┌──
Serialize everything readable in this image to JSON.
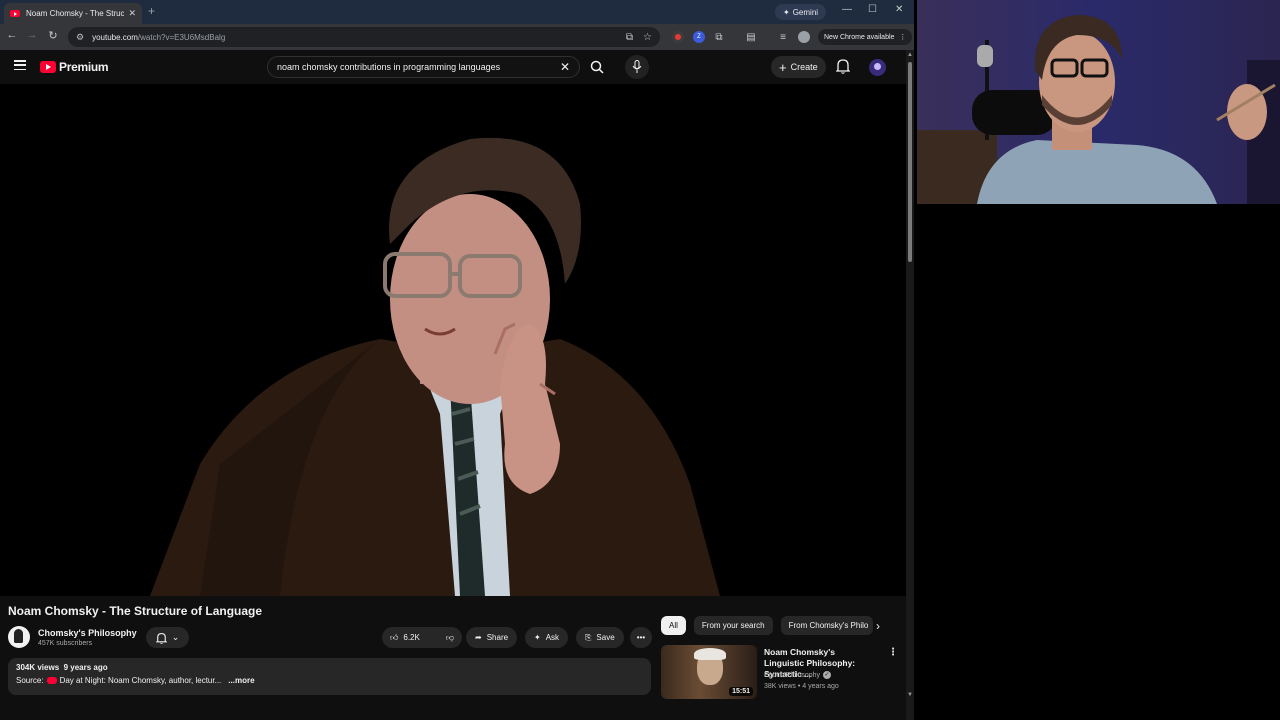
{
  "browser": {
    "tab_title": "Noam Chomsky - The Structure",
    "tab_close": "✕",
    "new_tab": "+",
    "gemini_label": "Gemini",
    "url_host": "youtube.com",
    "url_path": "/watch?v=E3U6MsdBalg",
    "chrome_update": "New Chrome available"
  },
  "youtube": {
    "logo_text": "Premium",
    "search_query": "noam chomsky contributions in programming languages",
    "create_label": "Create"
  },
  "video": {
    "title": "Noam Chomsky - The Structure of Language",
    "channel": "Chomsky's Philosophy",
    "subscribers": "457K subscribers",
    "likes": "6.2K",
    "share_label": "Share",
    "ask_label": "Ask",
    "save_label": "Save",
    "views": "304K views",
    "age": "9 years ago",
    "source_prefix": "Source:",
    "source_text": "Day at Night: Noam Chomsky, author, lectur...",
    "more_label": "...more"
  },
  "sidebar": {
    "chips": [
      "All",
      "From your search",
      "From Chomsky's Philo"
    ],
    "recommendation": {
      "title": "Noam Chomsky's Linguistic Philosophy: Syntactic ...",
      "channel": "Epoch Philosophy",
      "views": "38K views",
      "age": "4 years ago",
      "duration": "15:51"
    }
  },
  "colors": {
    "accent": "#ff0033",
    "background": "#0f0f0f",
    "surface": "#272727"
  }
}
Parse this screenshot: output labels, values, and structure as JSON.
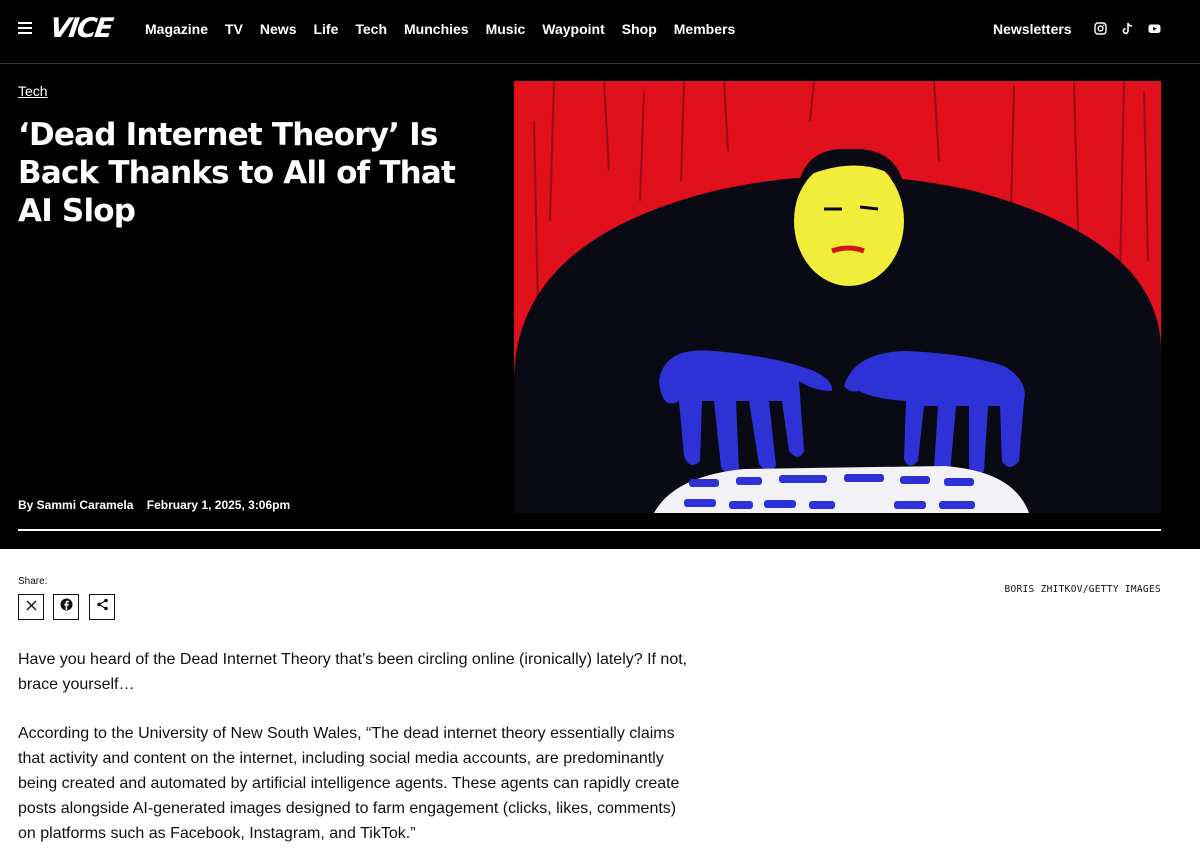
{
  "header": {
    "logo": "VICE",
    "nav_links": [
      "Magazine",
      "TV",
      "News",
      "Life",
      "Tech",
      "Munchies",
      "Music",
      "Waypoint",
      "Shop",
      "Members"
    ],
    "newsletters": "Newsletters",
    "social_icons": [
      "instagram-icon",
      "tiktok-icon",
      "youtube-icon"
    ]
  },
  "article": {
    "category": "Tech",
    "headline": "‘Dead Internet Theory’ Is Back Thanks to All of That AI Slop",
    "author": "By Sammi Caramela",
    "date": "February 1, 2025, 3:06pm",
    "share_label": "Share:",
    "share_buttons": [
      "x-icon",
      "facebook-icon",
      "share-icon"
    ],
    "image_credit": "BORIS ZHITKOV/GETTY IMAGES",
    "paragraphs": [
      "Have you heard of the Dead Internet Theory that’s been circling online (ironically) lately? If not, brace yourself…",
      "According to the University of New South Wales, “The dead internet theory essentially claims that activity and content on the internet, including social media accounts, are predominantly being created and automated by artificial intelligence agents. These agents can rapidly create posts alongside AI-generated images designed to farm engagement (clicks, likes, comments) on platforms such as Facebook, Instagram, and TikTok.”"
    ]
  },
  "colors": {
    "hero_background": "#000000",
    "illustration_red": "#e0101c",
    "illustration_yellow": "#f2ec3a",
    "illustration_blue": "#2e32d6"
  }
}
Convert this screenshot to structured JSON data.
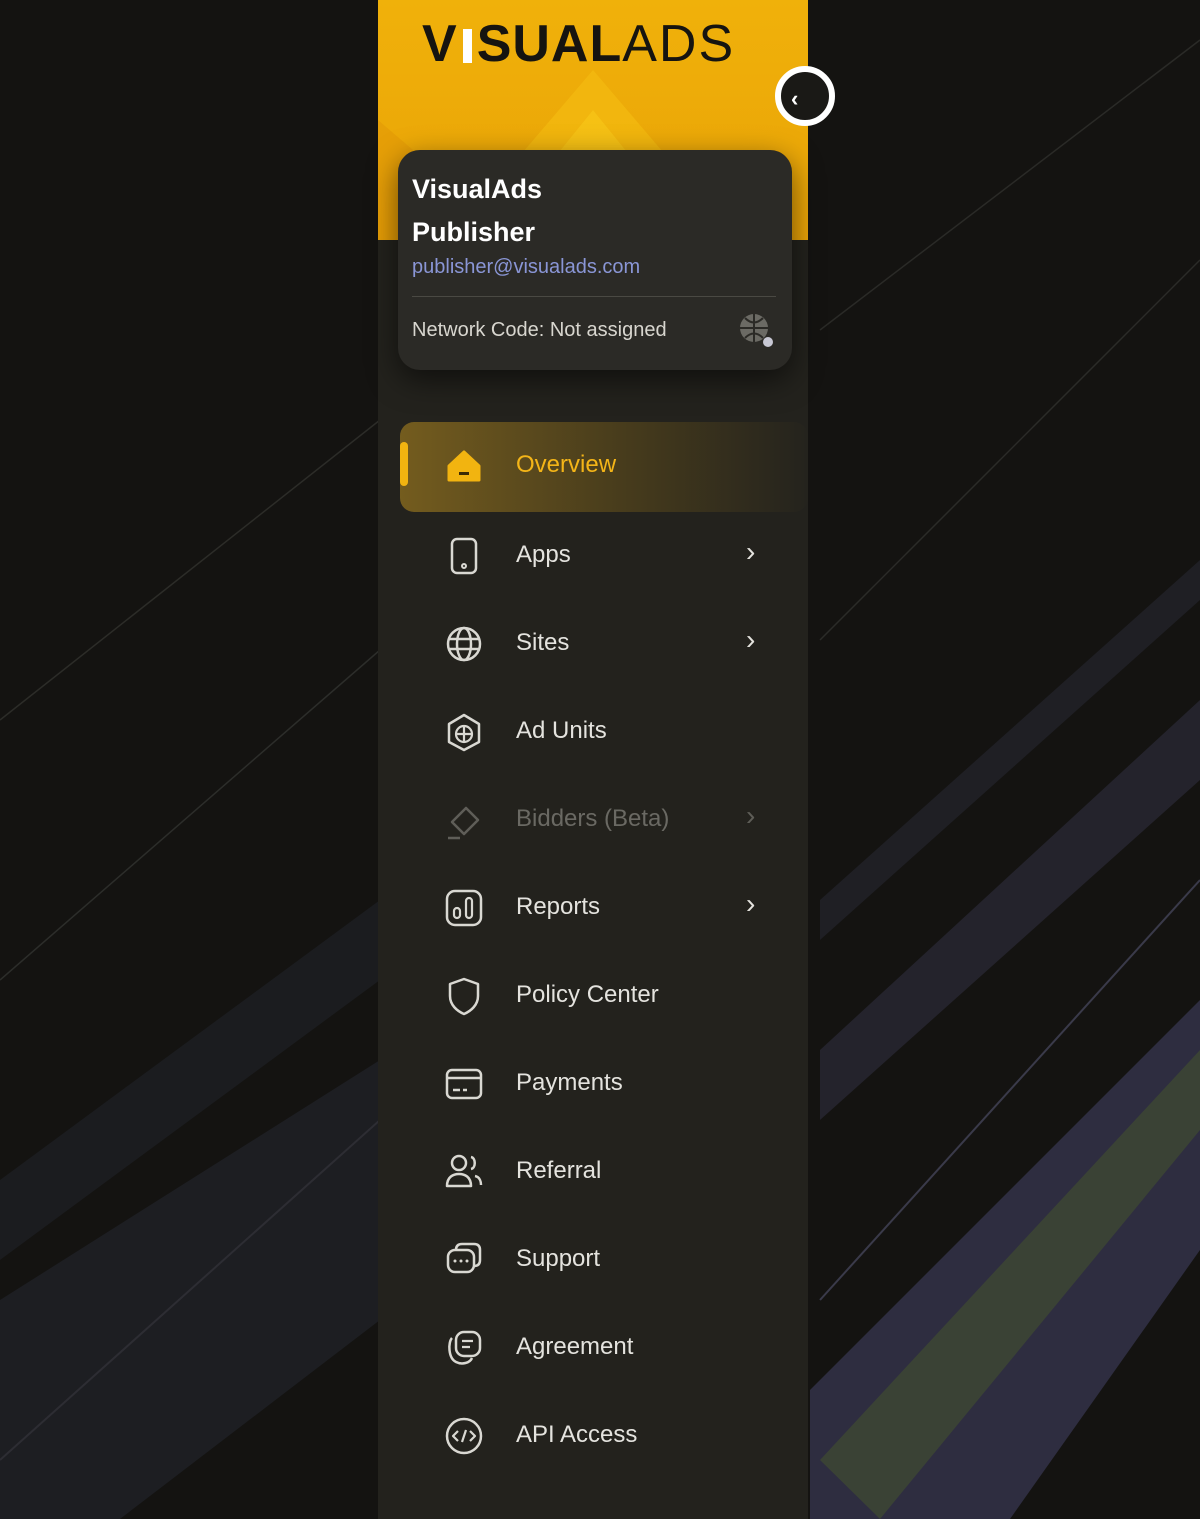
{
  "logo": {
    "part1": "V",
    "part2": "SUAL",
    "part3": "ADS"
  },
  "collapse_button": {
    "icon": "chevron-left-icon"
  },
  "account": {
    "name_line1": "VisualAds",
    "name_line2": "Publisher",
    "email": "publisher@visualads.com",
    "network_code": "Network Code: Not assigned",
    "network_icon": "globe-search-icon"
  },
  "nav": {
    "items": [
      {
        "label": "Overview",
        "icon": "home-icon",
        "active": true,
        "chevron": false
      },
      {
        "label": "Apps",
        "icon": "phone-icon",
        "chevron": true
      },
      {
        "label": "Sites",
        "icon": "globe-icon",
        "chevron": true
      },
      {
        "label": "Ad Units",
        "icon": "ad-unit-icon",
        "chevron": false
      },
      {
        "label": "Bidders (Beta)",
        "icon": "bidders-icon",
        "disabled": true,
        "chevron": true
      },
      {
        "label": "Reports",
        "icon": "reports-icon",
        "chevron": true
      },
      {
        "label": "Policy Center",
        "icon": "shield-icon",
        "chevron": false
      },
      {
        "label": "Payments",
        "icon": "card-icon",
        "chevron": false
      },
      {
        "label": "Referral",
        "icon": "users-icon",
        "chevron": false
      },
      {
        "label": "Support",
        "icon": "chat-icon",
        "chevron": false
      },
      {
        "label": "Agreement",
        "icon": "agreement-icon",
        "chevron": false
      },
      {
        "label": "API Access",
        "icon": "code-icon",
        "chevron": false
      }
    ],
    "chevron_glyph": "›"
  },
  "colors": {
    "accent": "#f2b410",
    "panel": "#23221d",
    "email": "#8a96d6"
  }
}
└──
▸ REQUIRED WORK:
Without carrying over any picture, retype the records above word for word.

▸ EXPECTED ANSWER:
Serialize everything readable in this image to JSON.
{
  "browser": {
    "tab_title": "Noam Chomsky - The Structure",
    "tab_close": "✕",
    "new_tab": "+",
    "gemini_label": "Gemini",
    "url_host": "youtube.com",
    "url_path": "/watch?v=E3U6MsdBalg",
    "chrome_update": "New Chrome available"
  },
  "youtube": {
    "logo_text": "Premium",
    "search_query": "noam chomsky contributions in programming languages",
    "create_label": "Create"
  },
  "video": {
    "title": "Noam Chomsky - The Structure of Language",
    "channel": "Chomsky's Philosophy",
    "subscribers": "457K subscribers",
    "likes": "6.2K",
    "share_label": "Share",
    "ask_label": "Ask",
    "save_label": "Save",
    "views": "304K views",
    "age": "9 years ago",
    "source_prefix": "Source:",
    "source_text": "Day at Night: Noam Chomsky, author, lectur...",
    "more_label": "...more"
  },
  "sidebar": {
    "chips": [
      "All",
      "From your search",
      "From Chomsky's Philo"
    ],
    "recommendation": {
      "title": "Noam Chomsky's Linguistic Philosophy: Syntactic ...",
      "channel": "Epoch Philosophy",
      "views": "38K views",
      "age": "4 years ago",
      "duration": "15:51"
    }
  },
  "colors": {
    "accent": "#ff0033",
    "background": "#0f0f0f",
    "surface": "#272727"
  }
}
Parse this screenshot: output labels, values, and structure as JSON.
{
  "header": {
    "logo": "VICE",
    "nav_links": [
      "Magazine",
      "TV",
      "News",
      "Life",
      "Tech",
      "Munchies",
      "Music",
      "Waypoint",
      "Shop",
      "Members"
    ],
    "newsletters": "Newsletters",
    "social_icons": [
      "instagram-icon",
      "tiktok-icon",
      "youtube-icon"
    ]
  },
  "article": {
    "category": "Tech",
    "headline": "‘Dead Internet Theory’ Is Back Thanks to All of That AI Slop",
    "author": "By Sammi Caramela",
    "date": "February 1, 2025, 3:06pm",
    "share_label": "Share:",
    "share_buttons": [
      "x-icon",
      "facebook-icon",
      "share-icon"
    ],
    "image_credit": "BORIS ZHITKOV/GETTY IMAGES",
    "paragraphs": [
      "Have you heard of the Dead Internet Theory that’s been circling online (ironically) lately? If not, brace yourself…",
      "According to the University of New South Wales, “The dead internet theory essentially claims that activity and content on the internet, including social media accounts, are predominantly being created and automated by artificial intelligence agents. These agents can rapidly create posts alongside AI-generated images designed to farm engagement (clicks, likes, comments) on platforms such as Facebook, Instagram, and TikTok.”"
    ]
  },
  "colors": {
    "hero_background": "#000000",
    "illustration_red": "#e0101c",
    "illustration_yellow": "#f2ec3a",
    "illustration_blue": "#2e32d6"
  }
}
Convert this screenshot to structured JSON data.
{
  "logo": {
    "part1": "V",
    "part2": "SUAL",
    "part3": "ADS"
  },
  "collapse_button": {
    "icon": "chevron-left-icon"
  },
  "account": {
    "name_line1": "VisualAds",
    "name_line2": "Publisher",
    "email": "publisher@visualads.com",
    "network_code": "Network Code: Not assigned",
    "network_icon": "globe-search-icon"
  },
  "nav": {
    "items": [
      {
        "label": "Overview",
        "icon": "home-icon",
        "active": true,
        "chevron": false
      },
      {
        "label": "Apps",
        "icon": "phone-icon",
        "chevron": true
      },
      {
        "label": "Sites",
        "icon": "globe-icon",
        "chevron": true
      },
      {
        "label": "Ad Units",
        "icon": "ad-unit-icon",
        "chevron": false
      },
      {
        "label": "Bidders (Beta)",
        "icon": "bidders-icon",
        "disabled": true,
        "chevron": true
      },
      {
        "label": "Reports",
        "icon": "reports-icon",
        "chevron": true
      },
      {
        "label": "Policy Center",
        "icon": "shield-icon",
        "chevron": false
      },
      {
        "label": "Payments",
        "icon": "card-icon",
        "chevron": false
      },
      {
        "label": "Referral",
        "icon": "users-icon",
        "chevron": false
      },
      {
        "label": "Support",
        "icon": "chat-icon",
        "chevron": false
      },
      {
        "label": "Agreement",
        "icon": "agreement-icon",
        "chevron": false
      },
      {
        "label": "API Access",
        "icon": "code-icon",
        "chevron": false
      }
    ],
    "chevron_glyph": "›"
  },
  "colors": {
    "accent": "#f2b410",
    "panel": "#23221d",
    "email": "#8a96d6"
  }
}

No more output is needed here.